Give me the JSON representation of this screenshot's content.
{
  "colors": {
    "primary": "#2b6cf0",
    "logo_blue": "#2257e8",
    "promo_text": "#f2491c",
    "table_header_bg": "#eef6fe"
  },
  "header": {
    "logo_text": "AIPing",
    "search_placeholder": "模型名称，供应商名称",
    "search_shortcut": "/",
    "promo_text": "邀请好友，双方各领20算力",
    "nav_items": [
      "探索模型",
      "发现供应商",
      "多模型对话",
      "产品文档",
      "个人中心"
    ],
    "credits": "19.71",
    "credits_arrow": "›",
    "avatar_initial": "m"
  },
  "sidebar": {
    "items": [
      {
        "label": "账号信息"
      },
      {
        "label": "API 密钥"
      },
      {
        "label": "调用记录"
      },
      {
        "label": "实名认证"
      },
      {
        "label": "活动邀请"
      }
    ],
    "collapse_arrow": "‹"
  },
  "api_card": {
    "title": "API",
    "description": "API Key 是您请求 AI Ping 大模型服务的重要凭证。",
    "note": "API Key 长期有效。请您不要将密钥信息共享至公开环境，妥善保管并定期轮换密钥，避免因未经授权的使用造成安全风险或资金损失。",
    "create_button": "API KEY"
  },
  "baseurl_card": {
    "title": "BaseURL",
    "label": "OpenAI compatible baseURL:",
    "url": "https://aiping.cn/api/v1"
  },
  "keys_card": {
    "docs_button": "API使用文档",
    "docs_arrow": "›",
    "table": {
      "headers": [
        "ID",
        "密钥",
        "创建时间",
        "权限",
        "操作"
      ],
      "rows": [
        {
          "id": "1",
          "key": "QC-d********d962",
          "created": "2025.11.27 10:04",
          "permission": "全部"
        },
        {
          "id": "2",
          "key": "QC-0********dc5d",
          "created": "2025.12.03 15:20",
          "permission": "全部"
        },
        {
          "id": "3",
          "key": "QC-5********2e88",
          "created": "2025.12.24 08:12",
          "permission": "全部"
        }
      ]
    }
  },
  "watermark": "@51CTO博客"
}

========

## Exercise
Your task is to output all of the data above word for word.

## Output for this exercise
Give me the JSON representation of this screenshot's content.
{
  "colors": {
    "primary": "#2b6cf0",
    "logo_blue": "#2257e8",
    "promo_text": "#f2491c",
    "table_header_bg": "#eef6fe"
  },
  "header": {
    "logo_text": "AIPing",
    "search_placeholder": "模型名称，供应商名称",
    "search_shortcut": "/",
    "promo_text": "邀请好友，双方各领20算力",
    "nav_items": [
      "探索模型",
      "发现供应商",
      "多模型对话",
      "产品文档",
      "个人中心"
    ],
    "credits": "19.71",
    "credits_arrow": "›",
    "avatar_initial": "m"
  },
  "sidebar": {
    "items": [
      {
        "label": "账号信息"
      },
      {
        "label": "API 密钥"
      },
      {
        "label": "调用记录"
      },
      {
        "label": "实名认证"
      },
      {
        "label": "活动邀请"
      }
    ],
    "collapse_arrow": "‹"
  },
  "api_card": {
    "title": "API",
    "description": "API Key 是您请求 AI Ping 大模型服务的重要凭证。",
    "note": "API Key 长期有效。请您不要将密钥信息共享至公开环境，妥善保管并定期轮换密钥，避免因未经授权的使用造成安全风险或资金损失。",
    "create_button": "API KEY"
  },
  "baseurl_card": {
    "title": "BaseURL",
    "label": "OpenAI compatible baseURL:",
    "url": "https://aiping.cn/api/v1"
  },
  "keys_card": {
    "docs_button": "API使用文档",
    "docs_arrow": "›",
    "table": {
      "headers": [
        "ID",
        "密钥",
        "创建时间",
        "权限",
        "操作"
      ],
      "rows": [
        {
          "id": "1",
          "key": "QC-d********d962",
          "created": "2025.11.27 10:04",
          "permission": "全部"
        },
        {
          "id": "2",
          "key": "QC-0********dc5d",
          "created": "2025.12.03 15:20",
          "permission": "全部"
        },
        {
          "id": "3",
          "key": "QC-5********2e88",
          "created": "2025.12.24 08:12",
          "permission": "全部"
        }
      ]
    }
  },
  "watermark": "@51CTO博客"
}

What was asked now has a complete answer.